There is plenty to do and see and a feeling of wanting to stay longer to experience all the town has to offer.
It’s very pleasant to sit and watch the world go by and see the boats come and go to the Islands and in good weather there is no better place to sit outdoors and have a meal and chat to overseas visitors.
The city is bursting with history, great shops, cafes, eateries etc something for everyone.
It is obvious from the city and its people that while it is a working business location it is very much focused on tourism. Everywhere one was met with smiles and eagerness to assist.
There is general feel of Kilkenny as a safe, clean and pleasant environment well organised with happy residents welcoming a wide variety of visitors.
On the day of assessment the town was awash with tourists with plenty to see and do on offer.
The town centre is busy but has an unhurried feel to it, and the buildings are well maintained. The town has a compact feel to it which enhances the overall experience.
The local people are very friendly and willing to take the time to help and offer advice. The store assistants and people in the service industry are all very informed about what the town has to offer its visitors, recommending attractions, and pointing out venues to hear different types of music.
The overall impression was very good, what a relaxing perfectly maintained and manicured town. There is a huge commitment and pride in the town and all it has to offer by the local residents. Lismore is a very special town and one we all should be proud of.
A very worthwhile visit, not only to admire its beauty and learn its history but also a wonderful place to relax. Lismore is a unique tourist experience where the old meets the new complimenting it very well creating a relaxing atmosphere.
The approach to Portmagee is spectacular with high cliffs and sweeping mountains as far as the eye can see.
There is a feeling of anticipation on the journey in, which does not disappoint the visitor. The blue sea with its fishing trawlers nestled beside the harbour walls and the queue of Tourists waiting to board the boats going to the Skellig Rocks add to the sense of anticipation.
The level of care and attention by the inhabitants of Portmagee, for their village, is very evident.

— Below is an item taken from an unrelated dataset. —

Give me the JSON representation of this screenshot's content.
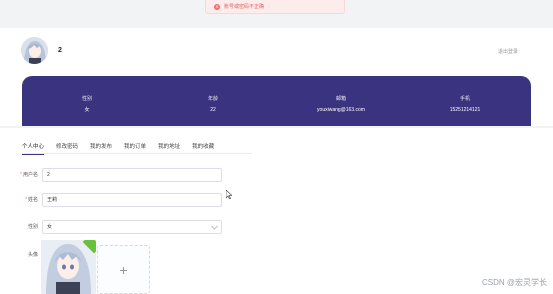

The tidy towns committee clearly work very hard at presenting their village as a jewel in the crown